Anyone who knows me well knows that I’m a huge animal lover, so it’s no surprise that one of the first things that comes to mind when I’m planning a trip is what will happen to my pets. Luckily, a simple solution for me is to just get someone to take care of them while I’m gone, but what if I wanted to take them with me?
Should I even bring my pet on a trip in the first place?
Before making any further plans to bring your pet along for your next adventure, consider if it’s worth it to begin with. Some animals (especially old or sickly ones) are easily stressed out, especially when faced with an unexpected change of environment and the journey to get there. Like people, stress in animals can take a negative toll on their health. If your pet is easily stressed, it’s probably best to spare them the trip altogether and leave them in the care of somebody you trust. You should always consider the happiness and safety of your pet before making decisions involving them.

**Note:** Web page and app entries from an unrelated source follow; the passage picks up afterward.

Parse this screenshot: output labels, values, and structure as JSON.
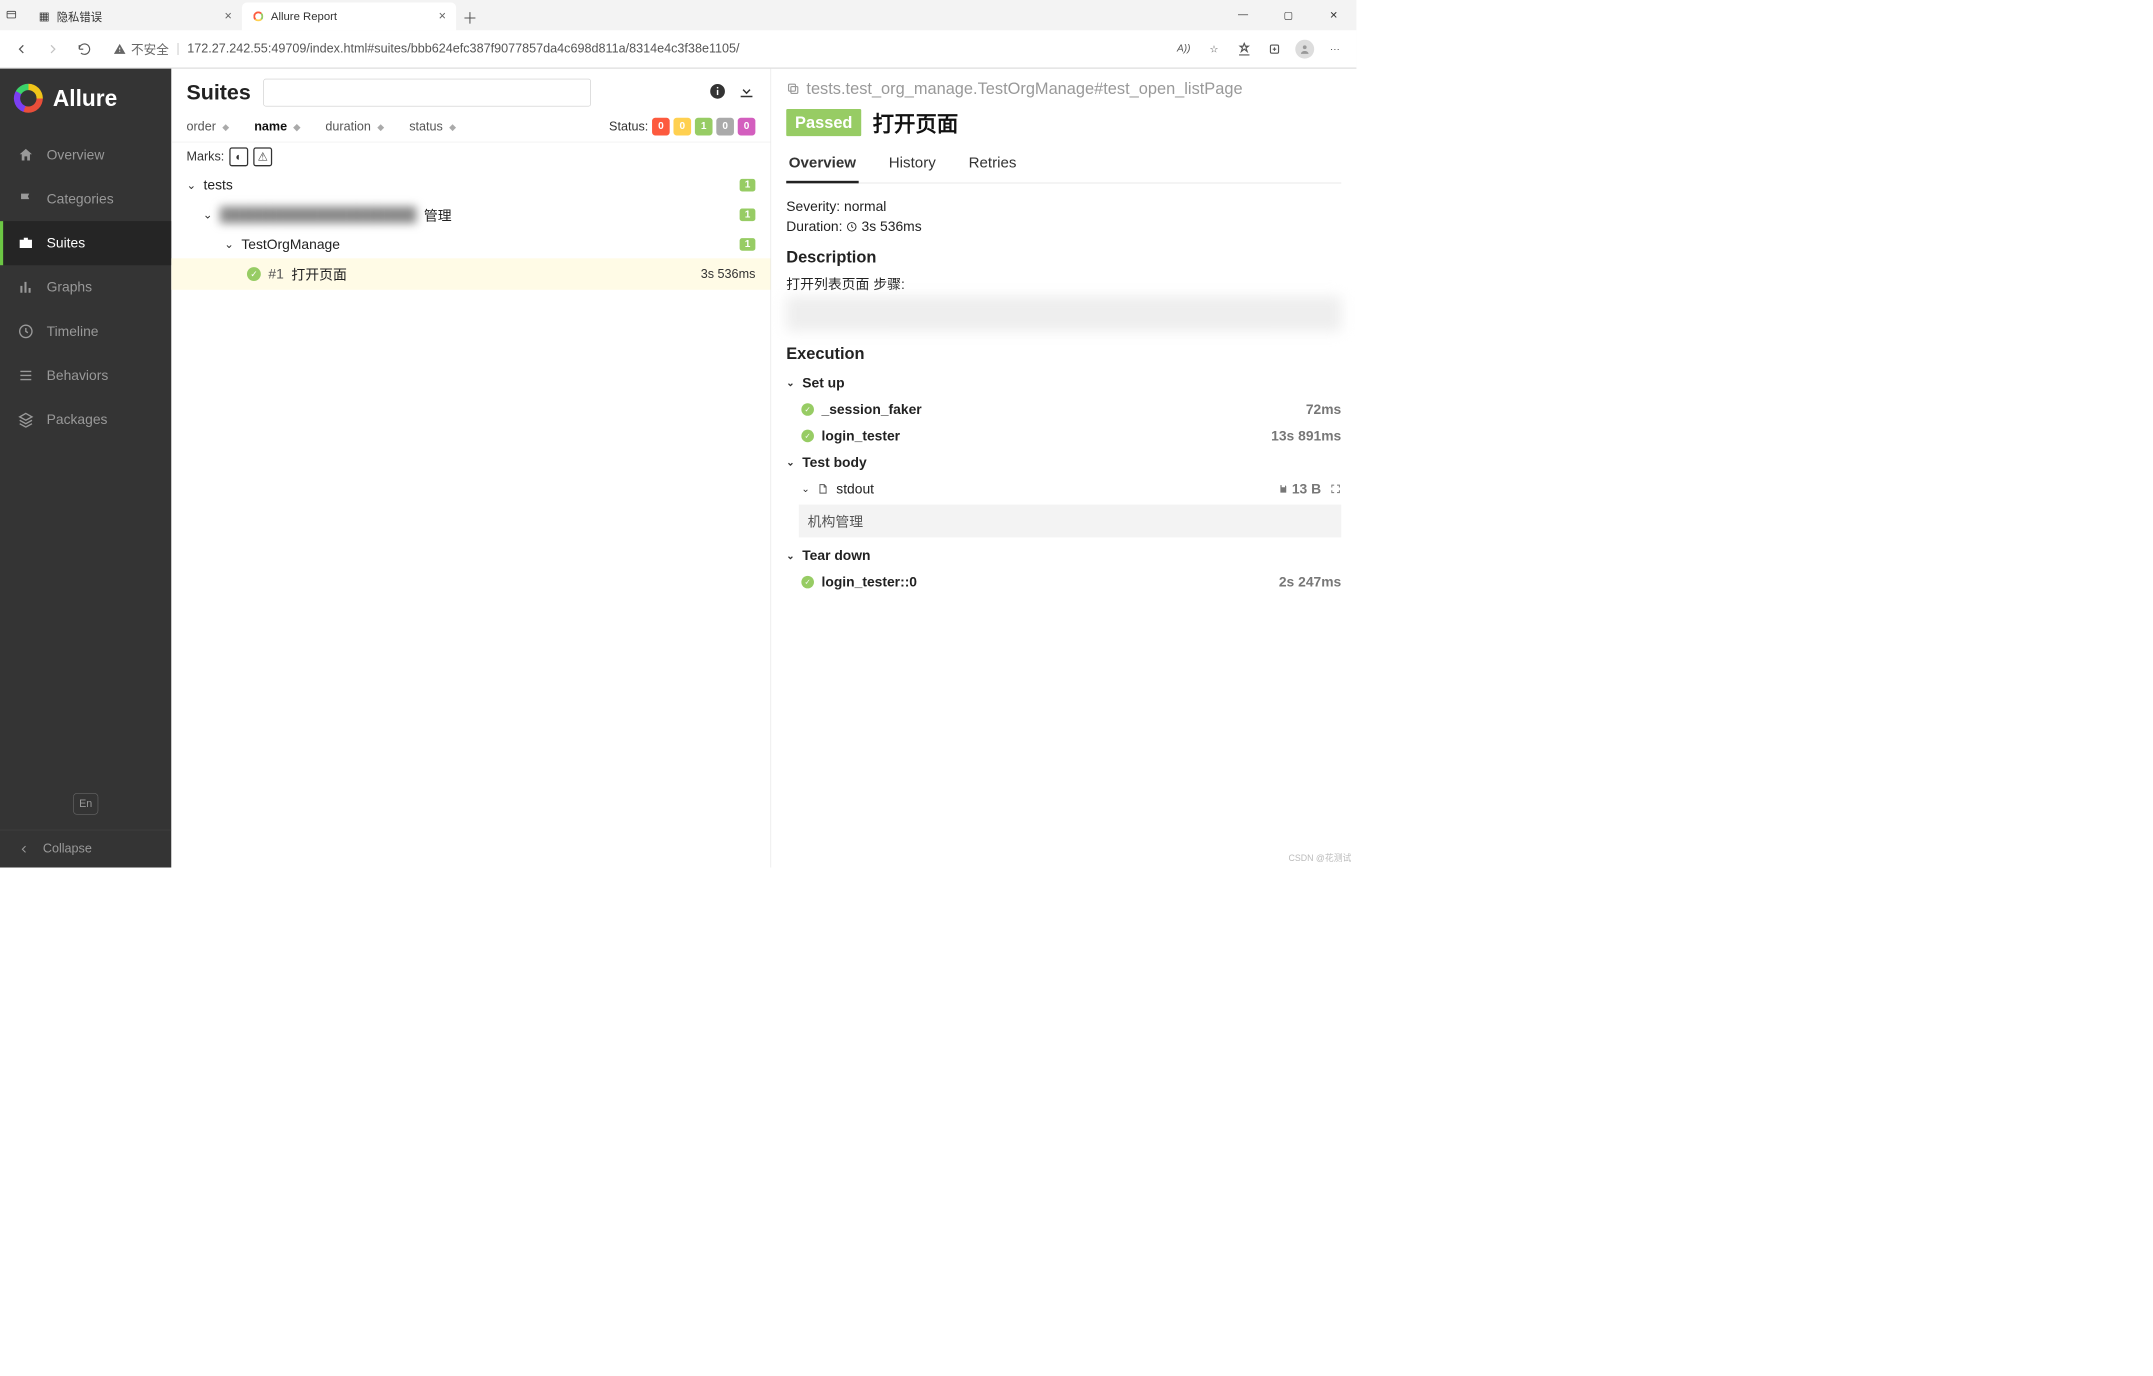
{
  "browser": {
    "tabs": [
      {
        "title": "隐私错误",
        "active": false
      },
      {
        "title": "Allure Report",
        "active": true
      }
    ],
    "address": {
      "insecure_label": "不安全",
      "url": "172.27.242.55:49709/index.html#suites/bbb624efc387f9077857da4c698d811a/8314e4c3f38e1105/"
    },
    "read_aloud_badge": "A))"
  },
  "sidebar": {
    "brand": "Allure",
    "items": [
      {
        "icon": "home-icon",
        "label": "Overview"
      },
      {
        "icon": "flag-icon",
        "label": "Categories"
      },
      {
        "icon": "briefcase-icon",
        "label": "Suites"
      },
      {
        "icon": "barchart-icon",
        "label": "Graphs"
      },
      {
        "icon": "clock-icon",
        "label": "Timeline"
      },
      {
        "icon": "list-icon",
        "label": "Behaviors"
      },
      {
        "icon": "layers-icon",
        "label": "Packages"
      }
    ],
    "lang": "En",
    "collapse": "Collapse"
  },
  "suites": {
    "title": "Suites",
    "sort_cols": [
      "order",
      "name",
      "duration",
      "status"
    ],
    "active_sort": "name",
    "status_label": "Status:",
    "status_counts": [
      "0",
      "0",
      "1",
      "0",
      "0"
    ],
    "marks_label": "Marks:",
    "tree": {
      "root": {
        "label": "tests",
        "count": "1"
      },
      "l1": {
        "label_suffix": "管理",
        "count": "1"
      },
      "l2": {
        "label": "TestOrgManage",
        "count": "1"
      },
      "leaf": {
        "num": "#1",
        "name": "打开页面",
        "duration": "3s 536ms"
      }
    }
  },
  "detail": {
    "crumb": "tests.test_org_manage.TestOrgManage#test_open_listPage",
    "status": "Passed",
    "title": "打开页面",
    "tabs": [
      "Overview",
      "History",
      "Retries"
    ],
    "active_tab": "Overview",
    "severity_label": "Severity: normal",
    "duration_label": "Duration:",
    "duration_value": "3s 536ms",
    "description_h": "Description",
    "description_text": "打开列表页面 步骤:",
    "execution_h": "Execution",
    "setup_h": "Set up",
    "setup_steps": [
      {
        "name": "_session_faker",
        "time": "72ms"
      },
      {
        "name": "login_tester",
        "time": "13s 891ms"
      }
    ],
    "body_h": "Test body",
    "stdout_label": "stdout",
    "stdout_size": "13 B",
    "stdout_content": "机构管理",
    "teardown_h": "Tear down",
    "teardown_steps": [
      {
        "name": "login_tester::0",
        "time": "2s 247ms"
      }
    ]
  },
  "watermark": "CSDN @花测试"
}
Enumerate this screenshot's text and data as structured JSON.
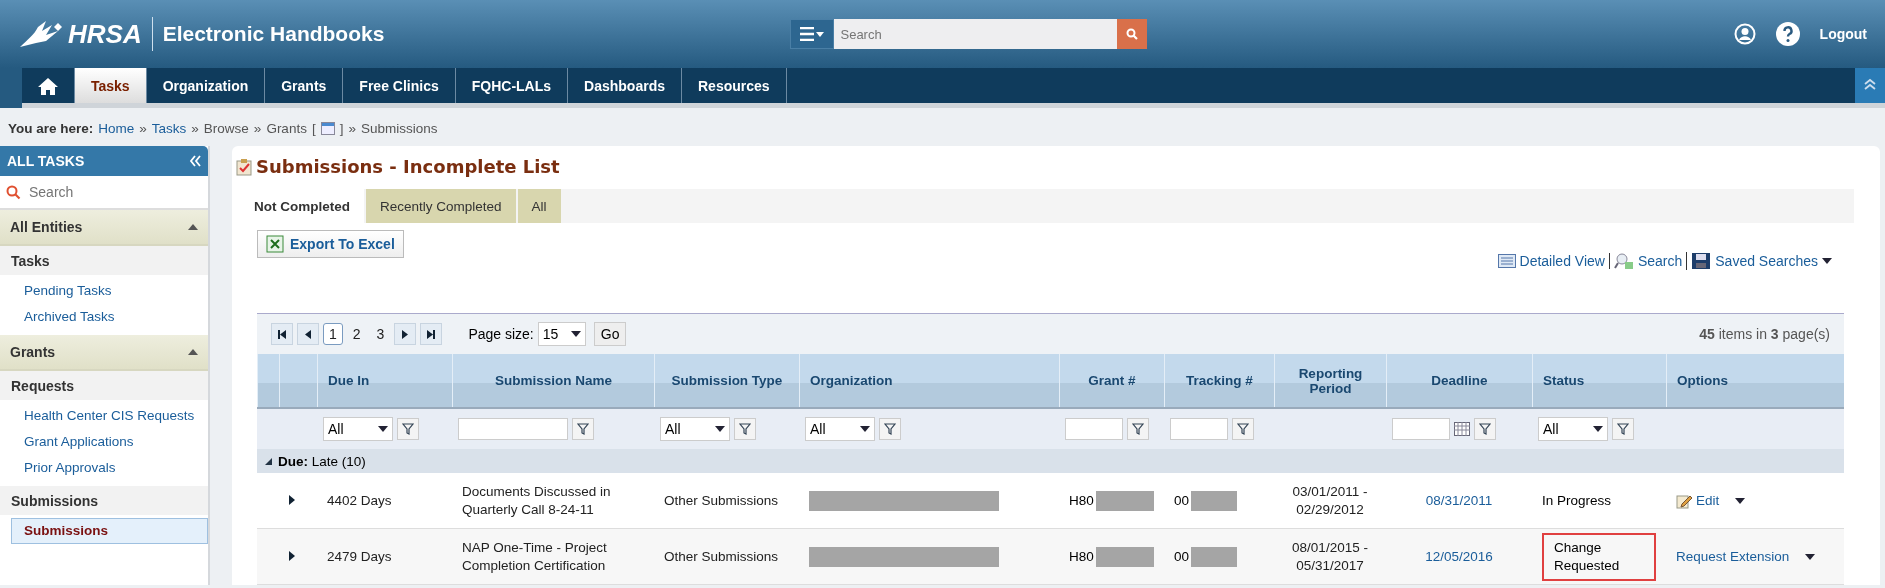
{
  "header": {
    "logo": "HRSA",
    "app_title": "Electronic Handbooks",
    "search": {
      "placeholder": "Search"
    },
    "logout": "Logout"
  },
  "nav": [
    {
      "kind": "home",
      "selected": false
    },
    {
      "kind": "tab",
      "label": "Tasks",
      "selected": true
    },
    {
      "kind": "tab",
      "label": "Organization",
      "selected": false
    },
    {
      "kind": "tab",
      "label": "Grants",
      "selected": false
    },
    {
      "kind": "tab",
      "label": "Free Clinics",
      "selected": false
    },
    {
      "kind": "tab",
      "label": "FQHC-LALs",
      "selected": false
    },
    {
      "kind": "tab",
      "label": "Dashboards",
      "selected": false
    },
    {
      "kind": "tab",
      "label": "Resources",
      "selected": false
    }
  ],
  "breadcrumb": {
    "prefix": "You are here:",
    "separator": "»",
    "items": [
      {
        "kind": "link",
        "label": "Home"
      },
      {
        "kind": "link",
        "label": "Tasks"
      },
      {
        "kind": "text",
        "label": "Browse"
      },
      {
        "kind": "picker",
        "label": "Grants",
        "open": "[",
        "close": "]"
      },
      {
        "kind": "text",
        "label": "Submissions"
      }
    ]
  },
  "sidebar": {
    "title": "ALL TASKS",
    "search": {
      "placeholder": "Search"
    },
    "sections": [
      {
        "title": "All Entities",
        "expanded": true,
        "groups": [
          {
            "title": "Tasks",
            "items": [
              {
                "label": "Pending Tasks",
                "selected": false
              },
              {
                "label": "Archived Tasks",
                "selected": false
              }
            ]
          }
        ]
      },
      {
        "title": "Grants",
        "expanded": true,
        "groups": [
          {
            "title": "Requests",
            "items": [
              {
                "label": "Health Center CIS Requests",
                "selected": false
              },
              {
                "label": "Grant Applications",
                "selected": false
              },
              {
                "label": "Prior Approvals",
                "selected": false
              }
            ]
          },
          {
            "title": "Submissions",
            "items": [
              {
                "label": "Submissions",
                "selected": true
              }
            ]
          }
        ]
      }
    ]
  },
  "main": {
    "title": "Submissions - Incomplete List",
    "tabs": [
      {
        "label": "Not Completed",
        "selected": true
      },
      {
        "label": "Recently Completed",
        "selected": false
      },
      {
        "label": "All",
        "selected": false
      }
    ],
    "export": "Export To Excel",
    "tools": [
      {
        "kind": "list",
        "label": "Detailed View"
      },
      {
        "kind": "search",
        "label": "Search"
      },
      {
        "kind": "save",
        "label": "Saved Searches"
      }
    ],
    "pager": {
      "pages": [
        {
          "label": "1",
          "selected": true
        },
        {
          "label": "2",
          "selected": false
        },
        {
          "label": "3",
          "selected": false
        }
      ],
      "page_size_label": "Page size:",
      "page_size": "15",
      "go": "Go",
      "summary": "**45** items in **3** page(s)"
    },
    "columns": [
      {
        "label": "Due In",
        "kind": "select",
        "value": "All"
      },
      {
        "label": "Submission Name",
        "kind": "text"
      },
      {
        "label": "Submission Type",
        "kind": "select",
        "value": "All"
      },
      {
        "label": "Organization",
        "kind": "select",
        "value": "All"
      },
      {
        "label": "Grant #",
        "kind": "text"
      },
      {
        "label": "Tracking #",
        "kind": "text"
      },
      {
        "label": "Reporting Period",
        "kind": "none"
      },
      {
        "label": "Deadline",
        "kind": "date"
      },
      {
        "label": "Status",
        "kind": "select",
        "value": "All"
      },
      {
        "label": "Options",
        "kind": "none"
      }
    ],
    "group": {
      "expanded": true,
      "label": "Due:",
      "value": "Late (10)"
    },
    "rows": [
      {
        "due_in": "4402 Days",
        "name": "Documents Discussed in Quarterly Call 8-24-11",
        "type": "Other Submissions",
        "grant": "H80",
        "tracking": "00",
        "period": "03/01/2011 - 02/29/2012",
        "deadline": "08/31/2011",
        "status": "In Progress",
        "highlighted": false,
        "option": {
          "kind": "edit",
          "label": "Edit"
        }
      },
      {
        "due_in": "2479 Days",
        "name": "NAP One-Time - Project Completion Certification",
        "type": "Other Submissions",
        "grant": "H80",
        "tracking": "00",
        "period": "08/01/2015 - 05/31/2017",
        "deadline": "12/05/2016",
        "status": "Change Requested",
        "highlighted": true,
        "option": {
          "kind": "link",
          "label": "Request Extension"
        }
      }
    ]
  }
}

How should I prepare before traveling with my pet?
If you think that traveling won’t be a big problem for your pet, your next step should be finding out what requirements must be met for pet travel. If you’re traveling by airplane, make sure you go to the airline’s website or call them for their requirements. Prices for bringing your pet vary depending on the airline, pet species, and pet size, but you should expect to pay at least 100 dollars to bring them. Most airlines will also want you to have a health certificate signed by your veterinarian and may require them to have certain shots (animals that are not old enough for shots are usually not allowed to travel). A trip to the vet before traveling is a must for your companion. In addition to getting all the documents and shots that you need, it’s also a good idea to ask if your pet is healthy enough to travel (they will most likely give them a check up regardless, but it doesn’t hurt to ask). Another big thing to consider is getting a pet microchip. This chip is implanted underneath your pet’s skin and will contain valuable information about them, such as your contact information, that can be easily accessed by bringing them to any veterinarian’s office or animal hospital. You never know what could happen to your pet while traveling, so it will give you peace of mind to know that you can easily be reached if your pet is lost.
If your pet is traveling by car, you should still bring them to the vet for a check up and microchip if they do not already have one. You should also pay extra attention to your pet packing list (I’ll go into this more later in the article). One important thing to have is a comfortable carrier so that your pet will be safe and secure in the car (be sure to restrain the carrier using a seat belt), as well as plastic bags and paper towels for cleaning up after them.
No matter how you’re traveling, always double check that you have pet friendly accommodation! Some hotels do not allow any animals at all, or may only allow cats or certain dog breeds. Make sure you call your hotel before you book it and ask if your specific type of pet is allowed.
What should I pack for my pet?
Here is what should be on your packing list when traveling with your pet:
- Food and water dishes
- Pet food
- Bottled water
- Collar and ID tag
- Medication (if needed)
- Animal first aid kit
- Litter box and litter (for cats) or pee pads (if you use this with your dog)
- Grooming supplies
- Stain remover/deodorizer
- Paper towels
- Pet’s favorite toy or blanket
How can I keep my pet comfortable while traveling?
As soon as you decide to take your pet on vacation with you, get them used to being in a carrier and a car. The more they experience being in a carrier and a moving vehicle, the faster they can adjust to it. This will prevent them from being overly uncomfortable on your way to your destination. Be sure that the carrier has enough room for your pet to be able to turn around comfortably and lay down. On the day of the trip, make sure your pet has eaten, but not immediately before you take off, as this can cause them to have an upset stomach. It is recommended that you feed them about four hours before your flight (or car ride). When it comes to water, staying hydrated is very important, so continue to make sure your pet has access to water up until it is time to take off. It also helps to give them small treats (not too many, though) before the flight and during, if possible. This can help ease their nerves a bit. One thing you should never do is sedate your pet before your flight (unless your veterinarian deems it necessary). Being sedated can affect an animal’s respiratory and cardiovascular functions. These effects can be enhanced by the pressure from high altitude travel. There have been many cases of animals dying from over sedation for travel, so this is definitely something that should not be taken into your own hands. Like I said earlier, if your pet does not seem fit to travel then simply do not travel with them, or if you must take them then be sure to get a veterinarian’s opinion on sedation first if you think it may be needed.
Did this article make you feel more prepared to travel the world with your furry friend? Let me know in the comments!